The bird finally finds an opening through the gold drapes and escapes into the April sky pregnant with the promise of an icy, Easter morning rain.

“That’s him away,” my dad says.

“Where to?” I ask, relieved the bird is gone.

“He’s away back home,” my father says, following the bird’s flight with his bright, blue eyes. My dad turns, winks at me and smiles.

We’re home already, I know. Canada gave us the life denied us in Scotland.

Embrace of Faith

After I leave my marriage, feeling rootless in Canada, I travel several days by plane, train, ferry and bus to reach the remote, coastal village in Donegal that is Griffin ancestral land. I cross the border into the Republic of Ireland at Londonderry, Northern Ireland. Still two years before the Good Friday Peace Agreement of 1998, armed British soldiers stand guard at the border crossing. My Uncle Frank awaits my arrival beneath a bus depot light, newspaper tucked beneath his arm, navy knit-cap resting above bright, blue eyes so like my father’s and my own.

“A hundred thousand welcomes,” he says, smiling.

It is midnight before my uncle mutely leads me to his cottage, each of us puffing frozen exhales into an aubergine sky. My fatigue is replaced by a sense of marvel at the brilliance of the stars against the blackness of night. A simple mattress placed in front of his fireplace is to be my bed, and after a snack of warm biscuits and hot tea, I sleep feeling closer to God than I have in sometime.

In the morning, I open the curtains to look upon a postcard view that the darkness hid from sight the previous night. White cottages dot emerald hills, white clouds break an azure sky, and white sailboats dance on cobalt water. My uncle and his toothless hound-dog, Binbo, walk towards town. Pulling on my boots, I chase after them.

The Catholic Church is white and quaint in its splendor. My uncle and I take turns entering the chapel and stand outside with Binbo. As we depart the chapel, my uncle says, “It’s divorce, then?” Ashamed, I can only nod. “Give it to God. He gives beauty for ashes,” Uncle Frank says.

My uncle is constructing a home for himself and his wife, Bridie, with the help of my Griffin cousins. I join in the assembly and physical exertion and the sweet sensation of belonging begin to quell my grief. I attend daily Mass with my uncle, and find that my faith sustains me.

On my daily run over the surrounding hills, I stop at the white cottage that is my grandfather’s birthplace. Touching its damp stones, the same prayer always settles on my lips. “God. Carry me.” My heart is shattered.

I buy a postcard showing the village chapel. On it I write: “I’m in God’s country. Standing where your father stood. Walking where he walked.”  I mail it to my father in Canada. 

Rain christens Donegal on my last day in Ireland. I pluck a rock from the north wall of my grandfather’s cottage to bring Griffin strength home with me when I leave that place that has proven to be my sanctuary in January 1996. My uncle takes me to a seaside cemetery and together we examine family headstones.

“There’s always arms for you to fall into, Angela,” he says.

I turn to face the seashore, hiding my tears from him.
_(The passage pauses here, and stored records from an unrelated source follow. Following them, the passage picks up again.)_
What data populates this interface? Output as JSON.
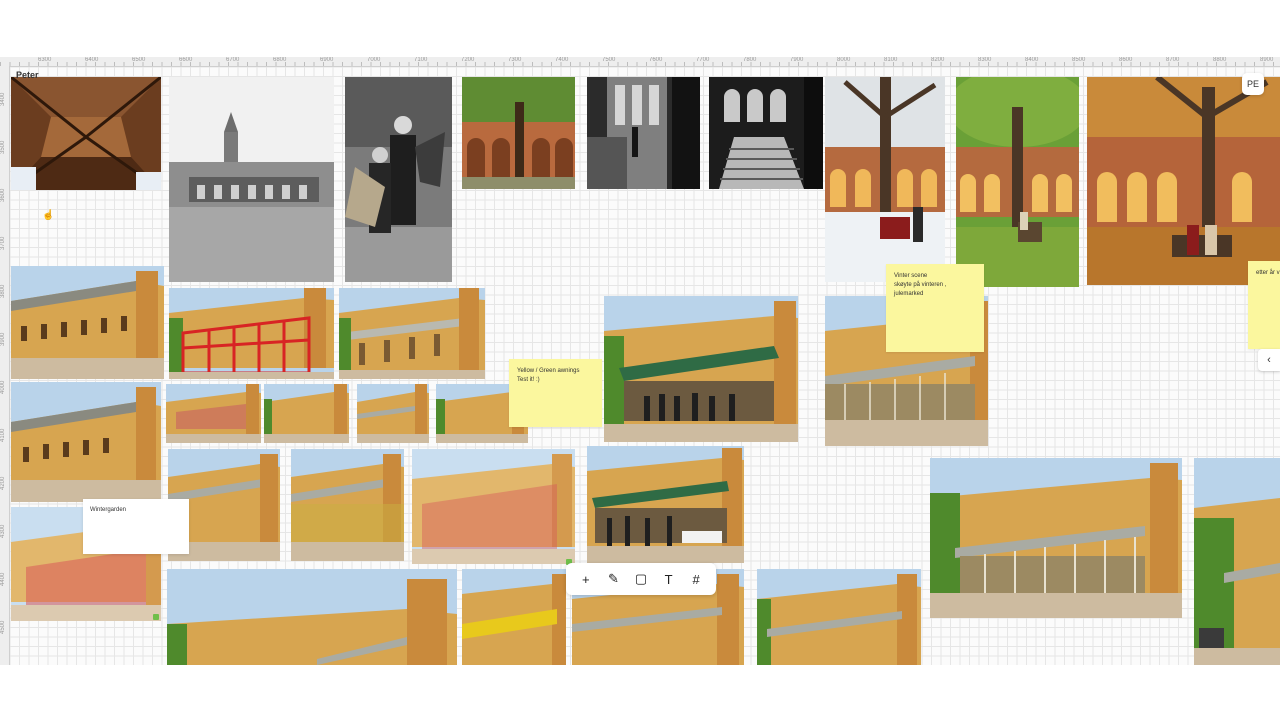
{
  "ruler": {
    "top_ticks": [
      "6300",
      "6400",
      "6500",
      "6600",
      "6700",
      "6800",
      "6900",
      "7000",
      "7100",
      "7200",
      "7300",
      "7400",
      "7500",
      "7600",
      "7700",
      "7800",
      "7900",
      "8000",
      "8100",
      "8200",
      "8300",
      "8400",
      "8500",
      "8600",
      "8700",
      "8800",
      "8900"
    ],
    "left_ticks": [
      "3400",
      "3500",
      "3600",
      "3700",
      "3800",
      "3900",
      "4000",
      "4100",
      "4200",
      "4300",
      "4400",
      "4500",
      "4600"
    ]
  },
  "cursor": {
    "user_label": "Peter"
  },
  "avatar": {
    "initials": "PE"
  },
  "sticky_notes": [
    {
      "text_lines": [
        "Vinter scene",
        "skøyte på vinteren ,",
        "julemarked"
      ]
    },
    {
      "text_lines": [
        "Yellow / Green awnings",
        "Test it! :)"
      ]
    },
    {
      "text_lines": [
        "etter år v"
      ]
    }
  ],
  "cards": [
    {
      "label": "Wintergarden"
    }
  ],
  "toolbar": {
    "tools": [
      {
        "name": "add",
        "glyph": "+"
      },
      {
        "name": "pen",
        "glyph": "✎"
      },
      {
        "name": "sticky-note",
        "glyph": "▢"
      },
      {
        "name": "text",
        "glyph": "T"
      },
      {
        "name": "frame",
        "glyph": "#"
      }
    ]
  },
  "side_tab": {
    "glyph": "‹"
  },
  "colors": {
    "sky": "#b9d3ea",
    "building_ochre": "#d7a550",
    "roof_gray": "#8a8a80",
    "ground": "#cdbba0",
    "red_markup": "#d82424",
    "green_awning": "#2f6b45",
    "tree_green": "#6f9a3a",
    "autumn_ground": "#b8762c",
    "sticky_yellow": "#fbf79e"
  },
  "images": [
    "courtyard-ceiling-photo",
    "historic-pavilion-bw-photo",
    "historic-children-bw-photo",
    "tree-arches-photo",
    "cloister-bw-photo-1",
    "cloister-bw-photo-2",
    "winter-tree-photo",
    "summer-tree-photo",
    "autumn-tree-photo",
    "courtyard-photo-1",
    "courtyard-red-markup-photo",
    "courtyard-photo-2",
    "courtyard-green-awning-photo",
    "courtyard-winter-garden-photo",
    "courtyard-photo-3",
    "courtyard-thumb-1",
    "courtyard-thumb-2",
    "courtyard-thumb-3",
    "courtyard-thumb-4",
    "courtyard-photo-4",
    "courtyard-photo-5",
    "courtyard-red-overlay-photo",
    "courtyard-event-photo",
    "courtyard-glasshouse-photo",
    "courtyard-red-photo",
    "courtyard-wide-photo",
    "courtyard-yellow-photo",
    "courtyard-photo-6",
    "courtyard-photo-7",
    "courtyard-edge-photo"
  ]
}
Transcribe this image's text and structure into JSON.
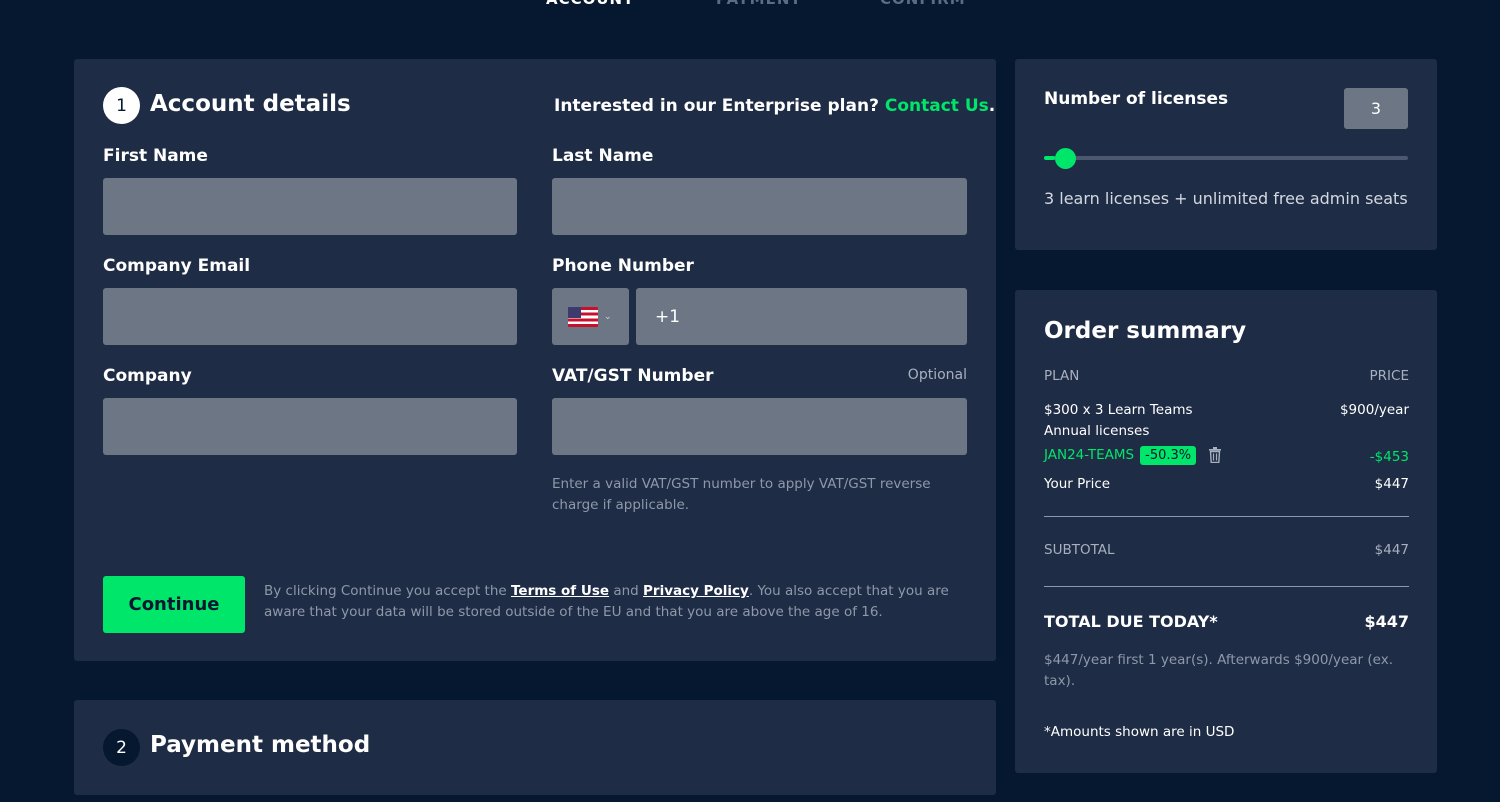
{
  "steps": [
    "ACCOUNT",
    "PAYMENT",
    "CONFIRM"
  ],
  "account": {
    "step_number": "1",
    "title": "Account details",
    "enterprise_text": "Interested in our Enterprise plan? ",
    "contact_link": "Contact Us",
    "enterprise_period": ".",
    "first_name_label": "First Name",
    "last_name_label": "Last Name",
    "email_label": "Company Email",
    "phone_label": "Phone Number",
    "phone_prefix": "+1",
    "company_label": "Company",
    "vat_label": "VAT/GST Number",
    "optional_label": "Optional",
    "vat_hint": "Enter a valid VAT/GST number to apply VAT/GST reverse charge if applicable.",
    "continue_label": "Continue",
    "legal_1": "By clicking Continue you accept the ",
    "terms_link": "Terms of Use",
    "legal_2": " and ",
    "privacy_link": "Privacy Policy",
    "legal_3": ". You also accept that you are aware that your data will be stored outside of the EU and that you are above the age of 16."
  },
  "payment": {
    "step_number": "2",
    "title": "Payment method"
  },
  "licenses": {
    "title": "Number of licenses",
    "count": "3",
    "slider_fraction": 0.03,
    "note": "3 learn licenses + unlimited free admin seats"
  },
  "summary": {
    "title": "Order summary",
    "plan_header": "PLAN",
    "price_header": "PRICE",
    "plan_line_1": "$300 x 3 Learn Teams",
    "plan_line_2": "Annual licenses",
    "plan_price": "$900/year",
    "promo_code": "JAN24-TEAMS",
    "promo_badge": "-50.3%",
    "promo_amount": "-$453",
    "your_price_label": "Your Price",
    "your_price": "$447",
    "subtotal_label": "SUBTOTAL",
    "subtotal": "$447",
    "total_label": "TOTAL DUE TODAY*",
    "total": "$447",
    "renewal_note": "$447/year first 1 year(s). Afterwards $900/year (ex. tax).",
    "usd_note": "*Amounts shown are in USD"
  },
  "colors": {
    "background": "#061730",
    "card": "#1f2c45",
    "accent": "#00e66a",
    "input": "#6c7685"
  }
}
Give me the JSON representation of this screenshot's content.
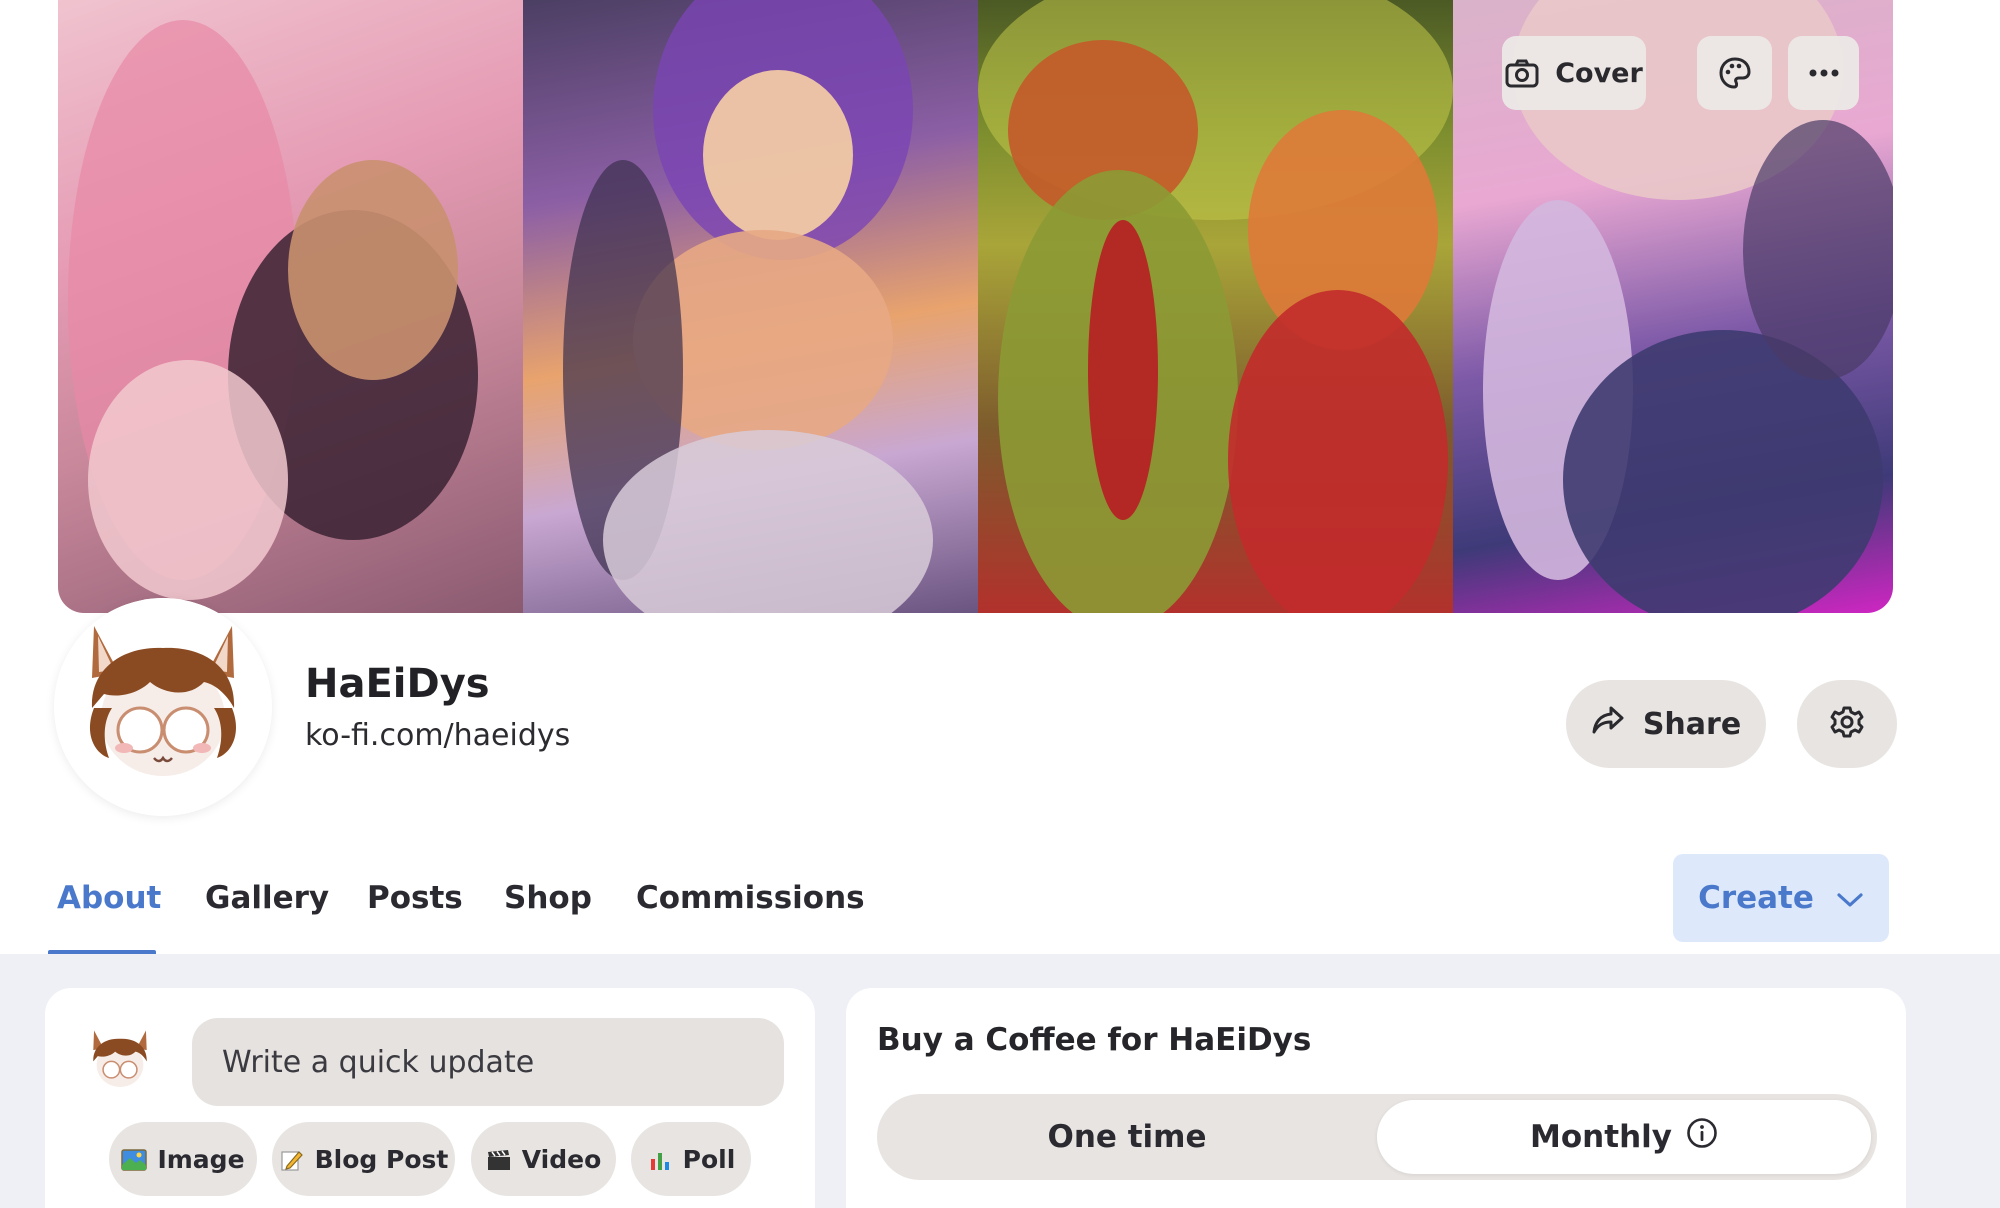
{
  "cover": {
    "cover_button_label": "Cover"
  },
  "profile": {
    "name": "HaEiDys",
    "url": "ko-fi.com/haeidys",
    "share_label": "Share"
  },
  "tabs": [
    {
      "label": "About",
      "active": true
    },
    {
      "label": "Gallery",
      "active": false
    },
    {
      "label": "Posts",
      "active": false
    },
    {
      "label": "Shop",
      "active": false
    },
    {
      "label": "Commissions",
      "active": false
    }
  ],
  "create": {
    "label": "Create"
  },
  "quick_update": {
    "placeholder": "Write a quick update",
    "buttons": [
      {
        "label": "Image",
        "icon": "image-icon"
      },
      {
        "label": "Blog Post",
        "icon": "pencil-icon"
      },
      {
        "label": "Video",
        "icon": "clapper-icon"
      },
      {
        "label": "Poll",
        "icon": "bar-chart-icon"
      }
    ]
  },
  "coffee": {
    "title": "Buy a Coffee for HaEiDys",
    "options": [
      {
        "label": "One time",
        "selected": false
      },
      {
        "label": "Monthly",
        "selected": true
      }
    ]
  },
  "colors": {
    "accent_blue": "#4a79cc",
    "create_bg": "#dde9fb",
    "pill_bg": "#e8e4e2",
    "content_bg": "#eef0f5"
  }
}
Ocean waves wash clean silver sands, the water reclaiming in its visiting grasp life stuck there, eager to return to the sea. The rain, fragrant with Donegal bell heather, falls ever softly. Something sacred surrounds me and the internal voice I am beginning to heed whispers above the roar of the Irish Sea: I’m with you always.

In the doorway of the bus station, a British soldier stands guard, his unwavering gaze fixed past me. Inside the station, I write on an ocean-view postcard: You’re never alone.

I mail it to myself.